Saturday night Leo Santa Cruz returns back to action after an 8 month hiatus to put his WBA Super Featherweight belt on the line against Rafael Rivera. Rivera is stepping in after the intended matchup with Miguel Flores was scrapped after suffering an ankle injury last month. The 30 year old Santa Cruz has firmly established himself as a must see fighter, as well as, one of the best featherweights in the world.
And, he has endeared himself to boxing fans with his aggressive style of going after his opponent, being willing to eat a shot to give one with an incredible punch volume and equally impressive: willingness to engage.
Santa Cruz will provide some “featherweight fireworks” ripping off devastating combinations on his opponent and putting an overwhelming pace on Rivera. The 24 year old Rivera stands little chance in this bout. He’s stepping in with only a few weeks to prepare for one of the best featherweights alive.
How Santa Cruz wins
Look for “El Terremoto” to put on a show in front of a hometown fanatical crowd Saturday night at the Microsoft Theater in Los Angeles. The effective aggression, clean combination punching, and work rate of the champion Santa Cruz will make for a thrilling display of his skills, but not a competitive match.
The beauty of boxing is in its uncertainty as sometimes an underdog flips the script, refuses to say “uncle” and summon a will strong enough to overcome the skill of the favored fighter. Nonetheless, boxing fans have plenty to be excited about with the return of Santa Cruz. That can be said for certain.
How Rivera pulls the shocker
Meanwhile, Rivera is coming off a first round knockout victory over Jose Ramos in October, snapping a 2 fight losing streak.
The most likely path to victory for Rivera is by scoring the spectacular knockout.
The champion, Santa Cruz, is not a hard man to find inside the ring. He will likely stand in front of Rivera or walking him down to unleash his offense. And, the way that Santa Cruz lets his hands go does leave him vulnerable to be hit, and Rivera does not appear to be a skittish puncher who needs lots of room to get shots off.
Plus, with 17 knockouts in his 26 fights, Rivera is coming off his first round KO in his last showcase and could shake up the featherweight division and boxing fans everywhere with a KO victory.

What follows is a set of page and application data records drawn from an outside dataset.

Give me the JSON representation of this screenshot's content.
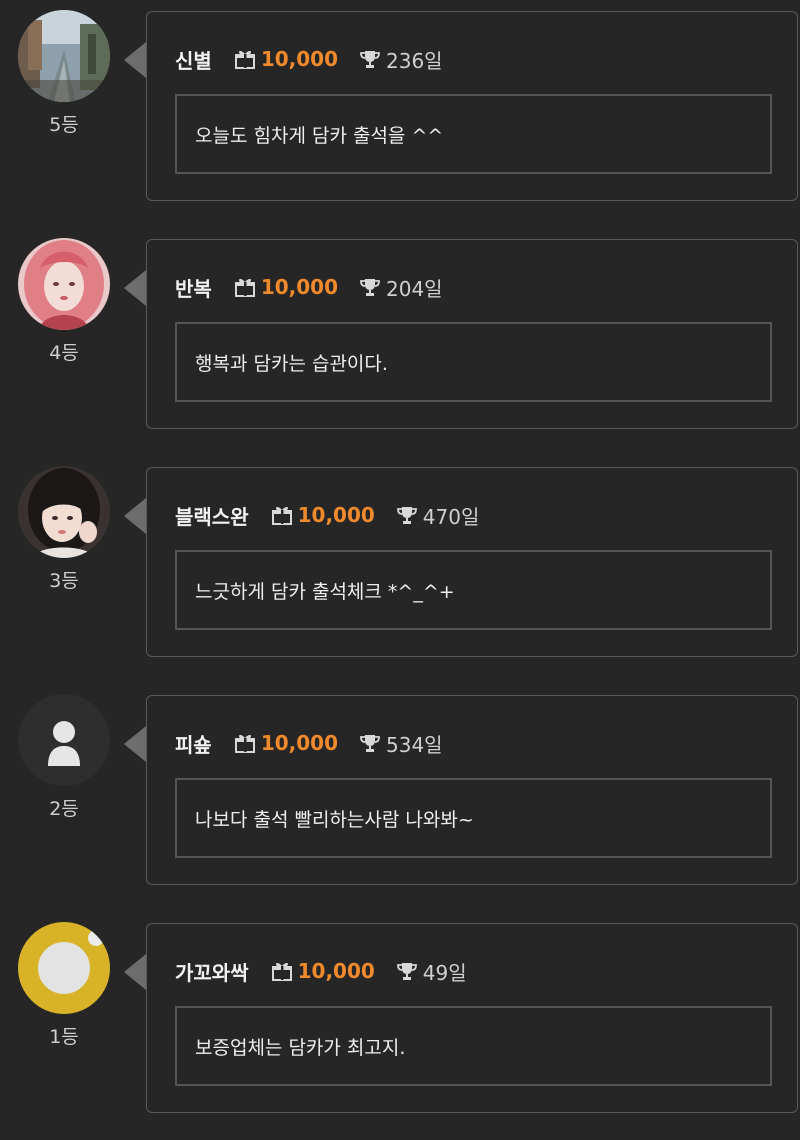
{
  "colors": {
    "background": "#262626",
    "points": "#f08a2c",
    "border": "#5a5a5a"
  },
  "entries": [
    {
      "rank": "5등",
      "nickname": "신별",
      "points": "10,000",
      "days": "236일",
      "message": "오늘도 힘차게 담카 출석을 ^^",
      "avatar": "city-canal-photo"
    },
    {
      "rank": "4등",
      "nickname": "반복",
      "points": "10,000",
      "days": "204일",
      "message": "행복과 담카는 습관이다.",
      "avatar": "pink-hair-portrait"
    },
    {
      "rank": "3등",
      "nickname": "블랙스완",
      "points": "10,000",
      "days": "470일",
      "message": "느긋하게 담카 출석체크 *^_^+",
      "avatar": "girl-portrait"
    },
    {
      "rank": "2등",
      "nickname": "피숖",
      "points": "10,000",
      "days": "534일",
      "message": "나보다 출석 빨리하는사람 나와봐~",
      "avatar": "default-user-icon"
    },
    {
      "rank": "1등",
      "nickname": "가꼬와싹",
      "points": "10,000",
      "days": "49일",
      "message": "보증업체는 담카가 최고지.",
      "avatar": "yellow-circle-avatar"
    }
  ]
}
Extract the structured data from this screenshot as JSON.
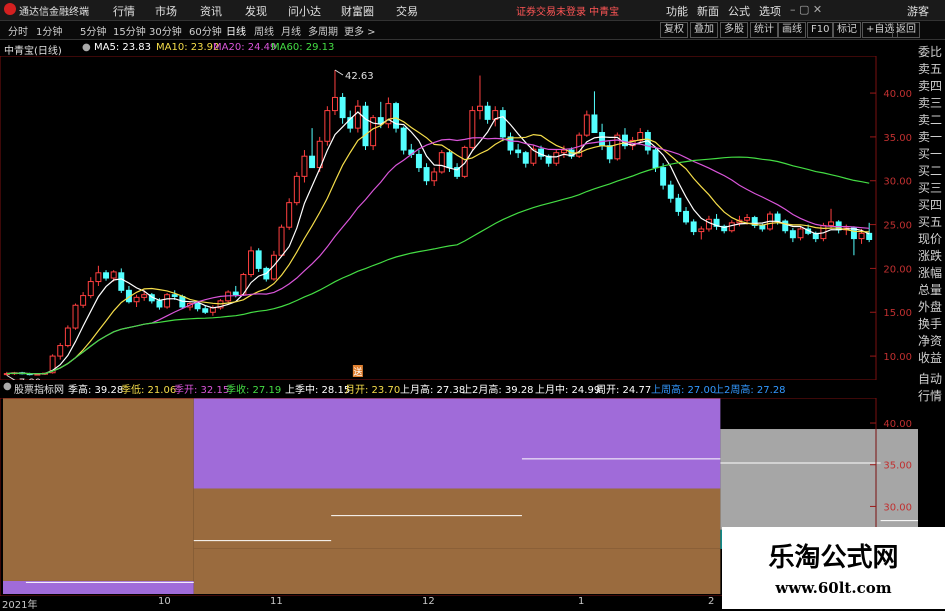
{
  "app": {
    "title": "通达信金融终端",
    "menu": [
      "行情",
      "市场",
      "资讯",
      "发现",
      "问小达",
      "财富圈",
      "交易"
    ],
    "notice": "证券交易未登录 中青宝",
    "right_menu": [
      "功能",
      "新面",
      "公式",
      "选项",
      "游客"
    ]
  },
  "toolbar": {
    "periods": [
      "分时",
      "1分钟",
      "5分钟",
      "15分钟",
      "30分钟",
      "60分钟",
      "日线",
      "周线",
      "月线",
      "多周期",
      "更多 >"
    ],
    "selected": "日线",
    "buttons": [
      "复权",
      "叠加",
      "多股",
      "统计",
      "画线",
      "F10",
      "标记",
      "+自选",
      "返回"
    ]
  },
  "main": {
    "stock_label": "中青宝(日线)",
    "ma": [
      {
        "label": "MA5: 23.83",
        "color": "#ffffff"
      },
      {
        "label": "MA10: 23.92",
        "color": "#f5dd4a"
      },
      {
        "label": "MA20: 24.49",
        "color": "#d955d9"
      },
      {
        "label": "MA60: 29.13",
        "color": "#44dd44"
      }
    ],
    "annot_high": "42.63",
    "annot_low": "7.80",
    "event_marker": "送"
  },
  "right_col": [
    "委比",
    "卖五",
    "卖四",
    "卖三",
    "卖二",
    "卖一",
    "买一",
    "买二",
    "买三",
    "买四",
    "买五",
    "现价",
    "涨跌",
    "涨幅",
    "总量",
    "外盘",
    "换手",
    "净资",
    "收益"
  ],
  "right_col_sub": [
    "自动",
    "行情"
  ],
  "sub": {
    "title": "股票指标网",
    "items": [
      {
        "label": "季高: 39.28",
        "color": "#ffffff"
      },
      {
        "label": "季低: 21.06",
        "color": "#f5dd4a"
      },
      {
        "label": "季开: 32.15",
        "color": "#d955d9"
      },
      {
        "label": "季收: 27.19",
        "color": "#44dd44"
      },
      {
        "label": "上季中: 28.15",
        "color": "#ffffff"
      },
      {
        "label": "月开: 23.70",
        "color": "#f5dd4a"
      },
      {
        "label": "上月高: 27.38",
        "color": "#ffffff"
      },
      {
        "label": "上2月高: 39.28",
        "color": "#ffffff"
      },
      {
        "label": "上月中: 24.99",
        "color": "#ffffff"
      },
      {
        "label": "周开: 24.77",
        "color": "#ffffff"
      },
      {
        "label": "上周高: 27.00",
        "color": "#3399ff"
      },
      {
        "label": "上2周高: 27.28",
        "color": "#3399ff"
      }
    ],
    "current_label": "23.96"
  },
  "x_axis": [
    "2021年",
    "10",
    "11",
    "12",
    "1",
    "2"
  ],
  "watermark": {
    "title": "乐淘公式网",
    "url": "www.60lt.com"
  },
  "chart_data": [
    {
      "type": "candlestick",
      "title": "中青宝(日线)",
      "y_ticks": [
        10,
        15,
        20,
        25,
        30,
        35,
        40
      ],
      "ylim": [
        7.5,
        44
      ],
      "x_tick_labels": [
        "2021年",
        "10",
        "11",
        "12",
        "1",
        "2"
      ],
      "ohlc": [
        [
          8.0,
          8.2,
          7.8,
          8.0
        ],
        [
          8.0,
          8.2,
          7.85,
          8.1
        ],
        [
          8.1,
          8.2,
          7.9,
          8.0
        ],
        [
          8.0,
          8.1,
          7.8,
          7.9
        ],
        [
          7.9,
          8.0,
          7.8,
          7.95
        ],
        [
          7.95,
          8.1,
          7.85,
          8.05
        ],
        [
          8.1,
          10.2,
          8.0,
          10.0
        ],
        [
          10.0,
          11.5,
          9.6,
          11.2
        ],
        [
          11.2,
          13.5,
          11.0,
          13.2
        ],
        [
          13.2,
          16.0,
          13.0,
          15.8
        ],
        [
          15.8,
          17.3,
          15.5,
          16.9
        ],
        [
          16.9,
          19.0,
          16.6,
          18.5
        ],
        [
          18.5,
          20.3,
          18.0,
          19.5
        ],
        [
          19.5,
          19.8,
          18.6,
          18.9
        ],
        [
          18.9,
          19.8,
          18.5,
          19.6
        ],
        [
          19.5,
          20.0,
          17.2,
          17.5
        ],
        [
          17.5,
          18.0,
          16.0,
          16.2
        ],
        [
          16.2,
          17.0,
          15.6,
          16.7
        ],
        [
          16.7,
          17.5,
          16.3,
          17.0
        ],
        [
          17.0,
          17.2,
          16.0,
          16.3
        ],
        [
          16.3,
          16.6,
          15.3,
          15.6
        ],
        [
          15.6,
          17.2,
          15.4,
          17.0
        ],
        [
          17.0,
          17.5,
          16.4,
          16.8
        ],
        [
          16.8,
          17.0,
          15.4,
          15.6
        ],
        [
          15.6,
          16.2,
          15.2,
          16.0
        ],
        [
          16.0,
          16.3,
          15.1,
          15.4
        ],
        [
          15.4,
          15.8,
          14.8,
          15.0
        ],
        [
          15.0,
          15.8,
          14.6,
          15.5
        ],
        [
          15.5,
          16.5,
          15.3,
          16.3
        ],
        [
          16.3,
          17.5,
          16.1,
          17.3
        ],
        [
          17.3,
          18.0,
          16.7,
          17.0
        ],
        [
          17.0,
          19.5,
          16.9,
          19.3
        ],
        [
          19.3,
          22.5,
          19.0,
          22.0
        ],
        [
          22.0,
          22.3,
          19.6,
          20.0
        ],
        [
          20.0,
          20.2,
          18.5,
          18.8
        ],
        [
          18.8,
          22.0,
          18.6,
          21.5
        ],
        [
          21.5,
          25.0,
          21.3,
          24.7
        ],
        [
          24.7,
          28.0,
          24.4,
          27.5
        ],
        [
          27.5,
          31.0,
          27.2,
          30.5
        ],
        [
          30.5,
          33.5,
          29.8,
          32.8
        ],
        [
          32.8,
          36.0,
          32.0,
          31.5
        ],
        [
          31.5,
          35.0,
          31.0,
          34.5
        ],
        [
          34.5,
          38.5,
          34.0,
          38.0
        ],
        [
          38.0,
          42.63,
          37.5,
          39.5
        ],
        [
          39.5,
          40.0,
          36.5,
          37.2
        ],
        [
          37.2,
          38.0,
          35.5,
          36.0
        ],
        [
          36.0,
          39.2,
          35.5,
          38.5
        ],
        [
          38.5,
          39.0,
          33.5,
          34.0
        ],
        [
          34.0,
          37.5,
          33.5,
          37.2
        ],
        [
          37.2,
          39.0,
          36.0,
          36.5
        ],
        [
          36.5,
          39.5,
          36.0,
          38.8
        ],
        [
          38.8,
          39.0,
          35.5,
          36.0
        ],
        [
          36.0,
          36.2,
          33.0,
          33.5
        ],
        [
          33.5,
          34.2,
          32.6,
          33.0
        ],
        [
          33.0,
          33.5,
          31.0,
          31.5
        ],
        [
          31.5,
          32.0,
          29.5,
          30.0
        ],
        [
          30.0,
          31.5,
          29.4,
          31.0
        ],
        [
          31.0,
          33.5,
          30.8,
          33.2
        ],
        [
          33.2,
          33.6,
          31.0,
          31.5
        ],
        [
          31.5,
          32.0,
          30.2,
          30.5
        ],
        [
          30.5,
          34.0,
          30.3,
          33.8
        ],
        [
          33.8,
          38.5,
          33.5,
          38.0
        ],
        [
          38.0,
          42.0,
          37.0,
          38.5
        ],
        [
          38.5,
          39.0,
          36.5,
          37.0
        ],
        [
          37.0,
          38.5,
          36.2,
          38.0
        ],
        [
          38.0,
          38.4,
          34.5,
          35.0
        ],
        [
          35.0,
          35.5,
          33.0,
          33.5
        ],
        [
          33.5,
          34.2,
          32.6,
          33.2
        ],
        [
          33.2,
          33.4,
          31.5,
          32.0
        ],
        [
          32.0,
          34.0,
          31.7,
          33.6
        ],
        [
          33.6,
          34.0,
          32.4,
          32.8
        ],
        [
          32.8,
          33.0,
          31.6,
          32.0
        ],
        [
          32.0,
          33.5,
          31.7,
          33.2
        ],
        [
          33.2,
          34.0,
          32.6,
          33.5
        ],
        [
          33.5,
          33.8,
          32.5,
          32.8
        ],
        [
          32.8,
          35.5,
          32.6,
          35.2
        ],
        [
          35.2,
          38.0,
          35.0,
          37.5
        ],
        [
          37.5,
          40.2,
          37.0,
          35.5
        ],
        [
          35.5,
          36.5,
          33.5,
          34.0
        ],
        [
          34.0,
          34.5,
          32.0,
          32.5
        ],
        [
          32.5,
          35.5,
          32.3,
          35.2
        ],
        [
          35.2,
          36.0,
          33.6,
          34.0
        ],
        [
          34.0,
          35.0,
          33.5,
          34.6
        ],
        [
          34.6,
          36.0,
          34.3,
          35.5
        ],
        [
          35.5,
          35.8,
          33.0,
          33.5
        ],
        [
          33.5,
          33.8,
          31.0,
          31.5
        ],
        [
          31.5,
          32.0,
          29.0,
          29.5
        ],
        [
          29.5,
          30.0,
          27.5,
          28.0
        ],
        [
          28.0,
          28.5,
          26.0,
          26.5
        ],
        [
          26.5,
          27.0,
          25.0,
          25.3
        ],
        [
          25.3,
          25.6,
          23.8,
          24.2
        ],
        [
          24.2,
          24.8,
          23.3,
          24.5
        ],
        [
          24.5,
          26.0,
          24.2,
          25.6
        ],
        [
          25.6,
          26.2,
          24.4,
          24.8
        ],
        [
          24.8,
          25.0,
          24.0,
          24.3
        ],
        [
          24.3,
          25.5,
          24.1,
          25.2
        ],
        [
          25.2,
          26.0,
          24.8,
          25.5
        ],
        [
          25.5,
          26.2,
          25.0,
          25.8
        ],
        [
          25.8,
          26.0,
          24.6,
          24.9
        ],
        [
          24.9,
          25.1,
          24.2,
          24.5
        ],
        [
          24.5,
          26.5,
          24.3,
          26.2
        ],
        [
          26.2,
          26.5,
          25.0,
          25.4
        ],
        [
          25.4,
          25.6,
          24.0,
          24.3
        ],
        [
          24.3,
          24.6,
          23.0,
          23.5
        ],
        [
          23.5,
          24.8,
          23.2,
          24.5
        ],
        [
          24.5,
          25.0,
          23.8,
          24.0
        ],
        [
          24.0,
          24.2,
          23.0,
          23.4
        ],
        [
          23.4,
          25.2,
          23.1,
          24.9
        ],
        [
          24.9,
          26.8,
          24.6,
          25.3
        ],
        [
          25.3,
          25.5,
          24.0,
          24.4
        ],
        [
          24.4,
          25.0,
          23.8,
          24.6
        ],
        [
          24.6,
          24.8,
          21.5,
          23.4
        ],
        [
          23.4,
          24.5,
          22.8,
          24.0
        ],
        [
          24.0,
          25.2,
          23.0,
          23.3
        ]
      ],
      "series": [
        {
          "name": "MA5",
          "value": 23.83
        },
        {
          "name": "MA10",
          "value": 23.92
        },
        {
          "name": "MA20",
          "value": 24.49
        },
        {
          "name": "MA60",
          "value": 29.13
        }
      ],
      "annotations": [
        {
          "label": "42.63"
        },
        {
          "label": "7.80"
        }
      ]
    },
    {
      "type": "step",
      "title": "股票指标网",
      "y_ticks": [
        20,
        25,
        30,
        35,
        40
      ],
      "ylim": [
        19.5,
        43
      ],
      "x_tick_labels": [
        "2021年",
        "10",
        "11",
        "12",
        "1",
        "2"
      ],
      "blocks": [
        {
          "i0": 0,
          "i1": 25,
          "top": 43,
          "bottom": 21.06,
          "color": "#9a6b3e"
        },
        {
          "i0": 25,
          "i1": 94,
          "top": 43,
          "bottom": 32.15,
          "color": "#a06bd9"
        },
        {
          "i0": 25,
          "i1": 94,
          "top": 32.15,
          "bottom": 25.0,
          "color": "#9a6b3e"
        },
        {
          "i0": 0,
          "i1": 25,
          "top": 21.06,
          "bottom": 19.5,
          "color": "#a06bd9"
        },
        {
          "i0": 25,
          "i1": 94,
          "top": 25.0,
          "bottom": 19.5,
          "color": "#9a6b3e"
        },
        {
          "i0": 94,
          "i1": 142,
          "top": 39.28,
          "bottom": 27.19,
          "color": "#a6a6a6"
        },
        {
          "i0": 94,
          "i1": 142,
          "top": 27.19,
          "bottom": 24.9,
          "color": "#108a8a"
        }
      ],
      "levels": [
        {
          "i0": 3,
          "i1": 25,
          "value": 20.9
        },
        {
          "i0": 25,
          "i1": 43,
          "value": 25.9
        },
        {
          "i0": 43,
          "i1": 68,
          "value": 28.9
        },
        {
          "i0": 68,
          "i1": 94,
          "value": 35.7
        },
        {
          "i0": 94,
          "i1": 115,
          "value": 35.2
        },
        {
          "i0": 115,
          "i1": 133,
          "value": 28.3
        },
        {
          "i0": 133,
          "i1": 142,
          "value": 28.5
        }
      ],
      "current": 23.96
    }
  ]
}
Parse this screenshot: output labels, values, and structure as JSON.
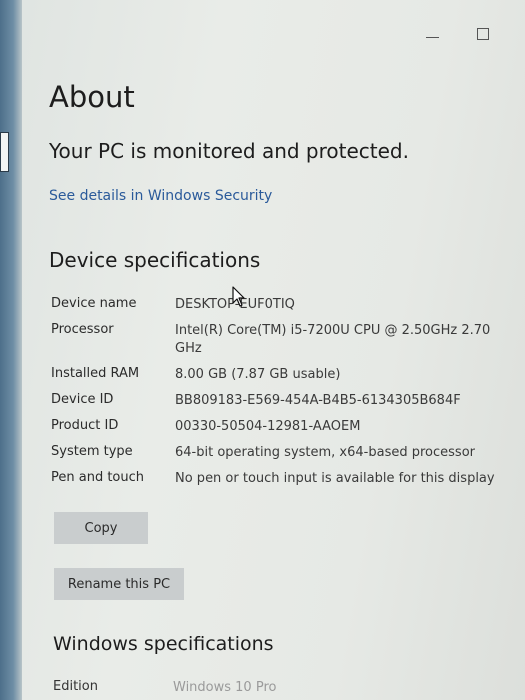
{
  "window": {
    "title": "About"
  },
  "security": {
    "status": "Your PC is monitored and protected.",
    "link_label": "See details in Windows Security"
  },
  "device_specs": {
    "title": "Device specifications",
    "rows": [
      {
        "label": "Device name",
        "value": "DESKTOP-EUF0TIQ"
      },
      {
        "label": "Processor",
        "value": "Intel(R) Core(TM) i5-7200U CPU @ 2.50GHz   2.70 GHz"
      },
      {
        "label": "Installed RAM",
        "value": "8.00 GB (7.87 GB usable)"
      },
      {
        "label": "Device ID",
        "value": "BB809183-E569-454A-B4B5-6134305B684F"
      },
      {
        "label": "Product ID",
        "value": "00330-50504-12981-AAOEM"
      },
      {
        "label": "System type",
        "value": "64-bit operating system, x64-based processor"
      },
      {
        "label": "Pen and touch",
        "value": "No pen or touch input is available for this display"
      }
    ],
    "copy_label": "Copy",
    "rename_label": "Rename this PC"
  },
  "windows_specs": {
    "title": "Windows specifications",
    "edition_label": "Edition",
    "edition_value": "Windows 10 Pro"
  },
  "icons": {
    "minimize": "minimize-icon",
    "maximize": "maximize-icon",
    "cursor": "mouse-cursor-icon"
  }
}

Though he will need to be willing to throw himself into the fire, accepting the pressure and offensive assault of Santa Cruz.